The Toronto Stock Exchange (TSX) is formalizing its position on equity compensation plans for target employees in connection with M&A transactions and is also amending its backdoor listing rules.1 These changes become effective on October 1, 2014.
Equity Compensation Plans for Target Employees
Shareholder approval is generally required when a listed issuer adopts a new equity compensation plan. However, on a discretionary basis, the TSX has sometimes waived the shareholder approval requirement for new plans adopted by listed issuers in connection with M&A transactions for target employees, on the basis that equity incentives are a retention mechanism and integral to the acquisition. The TSX is now codifying this approach in its Listed Company Manual, subject to the following criteria:
- the number of securities issuable under a new compensation plan may not exceed 2% of the listed issuer's pre-transaction outstanding securities (consistent with the TSX’s rule for employment inducement awards granted to officers);
- the number of securities issuable pursuant to the acquisition, including under new compensation arrangements, may not exceed 25% of the listed issuer’s pre-transaction outstanding securities; and
- the target employees may not be insiders or employees of the listed issuer prior to the acquisition.
Like the TSX, the NYSE and Nasdaq impose shareholder approval requirements for equity compensation plans and provide certain exemptions for plans adopted in connection with M&A transactions. The U.S. exchanges also provide exemptions for listed foreign private issuers, including Canadian MJDS companies. So although the NYSE and Nasdaq do not have the same 2% exemption as the TSX, that difference is unlikely to impact an M&A transaction involving a cross-listed Canadian acquiror.
When a transaction is a backdoor listing, the acquiring entity must generally meet the TSX’s original listing criteria. The TSX is replacing its current test for identifying backdoor listings with a broader, more discretionary test. Under the current test, a backdoor listing occurs when an unlisted company acquires a listed issuer and the transaction will result in a change in effective control of the listed issuer and the listed issuer’s securityholders will own less than half of the securities or have less than half of the voting power in the new entity. Under the new test, the TSX will consider a variety of qualitative factors to determine whether a transaction constitutes a backdoor listing, including:

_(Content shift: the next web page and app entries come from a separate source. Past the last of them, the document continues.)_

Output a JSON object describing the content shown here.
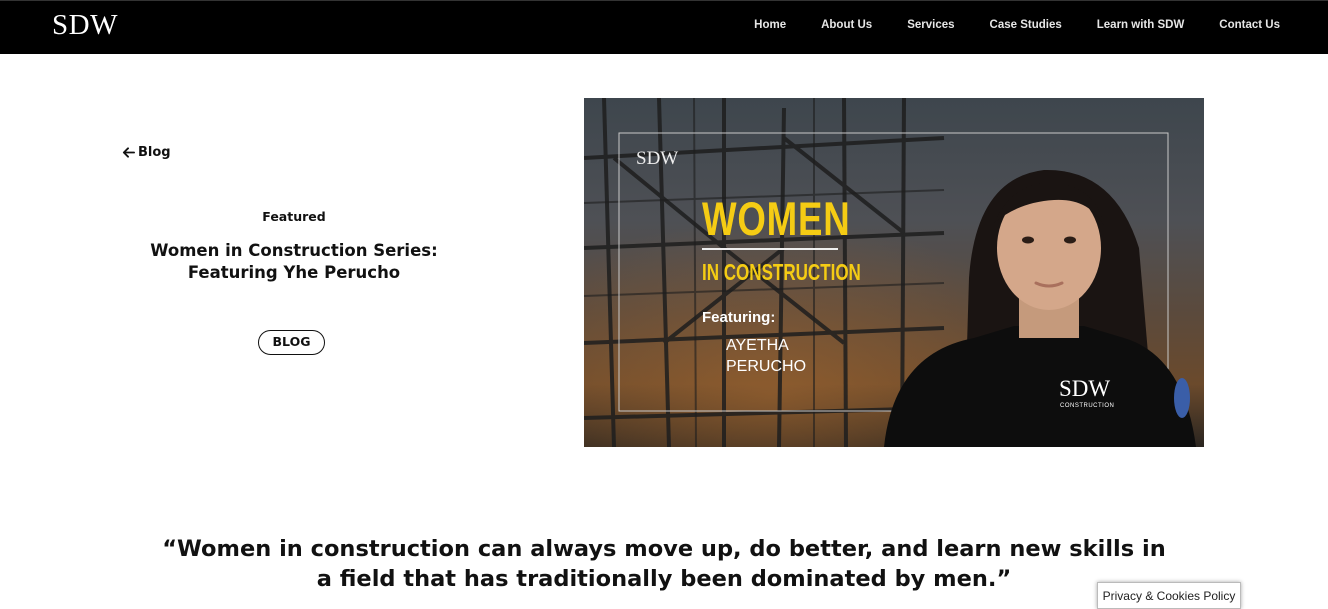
{
  "brand": "SDW",
  "nav": [
    "Home",
    "About Us",
    "Services",
    "Case Studies",
    "Learn with SDW",
    "Contact Us"
  ],
  "back_label": "Blog",
  "featured_label": "Featured",
  "post_title": "Women in Construction Series: Featuring Yhe Perucho",
  "category_pill": "BLOG",
  "hero": {
    "small_logo": "SDW",
    "headline": "WOMEN",
    "subheadline": "IN CONSTRUCTION",
    "featuring_label": "Featuring:",
    "name_line1": "AYETHA",
    "name_line2": "PERUCHO",
    "shirt_logo": "SDW",
    "shirt_logo_sub": "CONSTRUCTION",
    "accent_color": "#f5cc14"
  },
  "quote": "“Women in construction can always move up, do better, and learn new skills in a field that has traditionally been dominated by men.”",
  "cookie_label": "Privacy & Cookies Policy"
}
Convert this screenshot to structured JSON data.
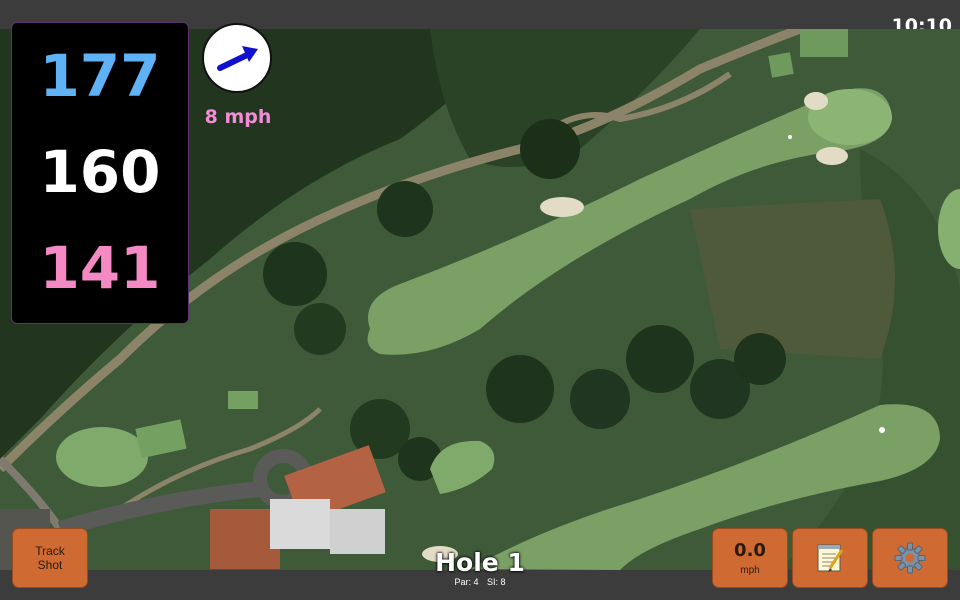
{
  "status_bar": {
    "time": "10:10"
  },
  "distances": {
    "back": "177",
    "middle": "160",
    "front": "141"
  },
  "wind": {
    "speed": "8 mph"
  },
  "hole": {
    "title": "Hole 1",
    "par": "Par: 4",
    "stroke_index": "SI: 8"
  },
  "buttons": {
    "track_shot": "Track\nShot",
    "speed_value": "0.0",
    "speed_unit": "mph"
  },
  "icons": {
    "wind": "wind-direction-arrow-icon",
    "notes": "notepad-icon",
    "settings": "gear-icon"
  },
  "colors": {
    "distance_back": "#5fb2f5",
    "distance_middle": "#ffffff",
    "distance_front": "#f489c4",
    "wind_speed": "#f28cd6",
    "button": "#cf6a33",
    "bar": "#3c3c3c"
  }
}
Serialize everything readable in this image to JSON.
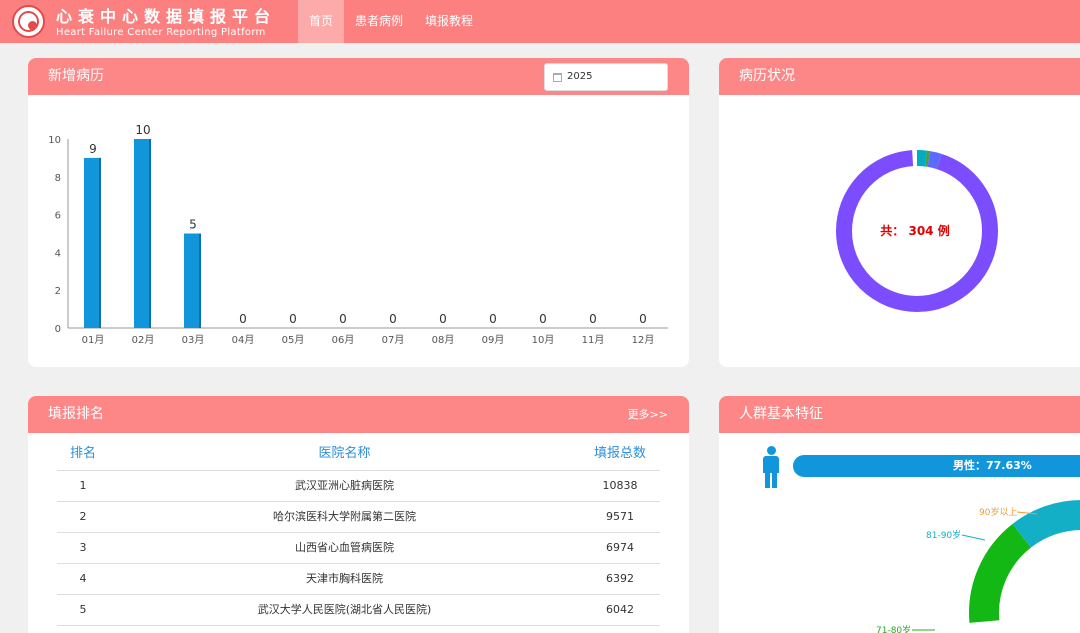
{
  "header": {
    "title_cn": "心衰中心数据填报平台",
    "title_en": "Heart Failure Center Reporting Platform",
    "nav": [
      {
        "label": "首页",
        "active": true
      },
      {
        "label": "患者病例",
        "active": false
      },
      {
        "label": "填报教程",
        "active": false
      }
    ]
  },
  "new_cases": {
    "title": "新增病历",
    "year_value": "2025"
  },
  "chart_data": [
    {
      "type": "bar",
      "categories": [
        "01月",
        "02月",
        "03月",
        "04月",
        "05月",
        "06月",
        "07月",
        "08月",
        "09月",
        "10月",
        "11月",
        "12月"
      ],
      "values": [
        9,
        10,
        5,
        0,
        0,
        0,
        0,
        0,
        0,
        0,
        0,
        0
      ],
      "ylim": [
        0,
        10
      ],
      "yticks": [
        0,
        2,
        4,
        6,
        8,
        10
      ],
      "color": "#1296db"
    },
    {
      "type": "pie",
      "segments": [
        {
          "value": 286,
          "color": "#7c4dff"
        },
        {
          "value": 3,
          "color": "#e040fb"
        },
        {
          "value": 6,
          "color": "#00acc1"
        },
        {
          "value": 2,
          "color": "#43a047"
        },
        {
          "value": 7,
          "color": "#5c6bff"
        }
      ]
    },
    {
      "type": "pie",
      "labels": [
        "90岁以上",
        "81-90岁",
        "71-80岁"
      ],
      "segments": [
        {
          "label": "90岁以上",
          "color": "#f39c2b"
        },
        {
          "label": "81-90岁",
          "color": "#13afc7"
        },
        {
          "label": "71-80岁",
          "color": "#14b814"
        }
      ]
    }
  ],
  "status": {
    "title": "病历状况",
    "total_label": "共： 304 例"
  },
  "ranking": {
    "title": "填报排名",
    "more_label": "更多>>",
    "headers": {
      "rank": "排名",
      "name": "医院名称",
      "total": "填报总数"
    },
    "rows": [
      {
        "rank": "1",
        "name": "武汉亚洲心脏病医院",
        "total": "10838"
      },
      {
        "rank": "2",
        "name": "哈尔滨医科大学附属第二医院",
        "total": "9571"
      },
      {
        "rank": "3",
        "name": "山西省心血管病医院",
        "total": "6974"
      },
      {
        "rank": "4",
        "name": "天津市胸科医院",
        "total": "6392"
      },
      {
        "rank": "5",
        "name": "武汉大学人民医院(湖北省人民医院)",
        "total": "6042"
      }
    ]
  },
  "people": {
    "title": "人群基本特征",
    "male_label": "男性：77.63%",
    "male_percent": 77.63
  },
  "colors": {
    "header_bg": "#fd8080",
    "card_head_bg": "#fd8787",
    "bar_blue": "#1296db",
    "table_header_blue": "#2e8fd6",
    "total_text_red": "#e00000"
  }
}
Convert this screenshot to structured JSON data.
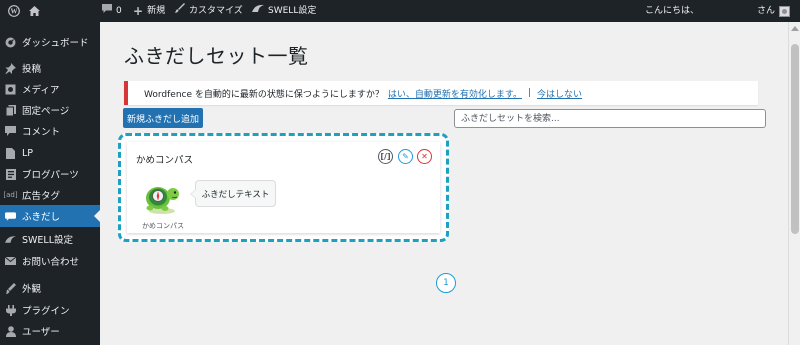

- the businesses of the parties and their relative sizes;
- changes in management and the board of directors; and
- voting power, securities ownership and capital structure.
In assessing the above factors, as well as in calculating the amount of dilution of the listed issuer’s securityholders, the TSX will count securities issued in any concurrent financing transaction (whether a public offering or a private placement).
The TSX has indicated that under the new rules, listed issuers will have the opportunity to make submissions as to whether a transaction should be characterized as a backdoor listing. Nonetheless, the new, more discretionary test can be expected to result in a greater number of transactions being characterized as such. The rule change is meant to preserve the quality of the marketplace and protect investors—the same objectives that motivated the U.S. stock exchanges to toughen their listing standards in 2011 following accounting abuses at several companies who had accessed the U.S. capital markets via reverse mergers.
1 Also known as reverse mergers or reverse takeovers.
To discuss these issues, please contact the author(s).
This publication is a general discussion of certain legal and related developments and should not be relied upon as legal advice. If you require legal advice, we would be pleased to discuss the issues in this publication with you, in the context of your particular circumstances.
For permission to republish this or any other publication, contact Janelle Weed.
© 2016 by Torys LLP.
All rights reserved.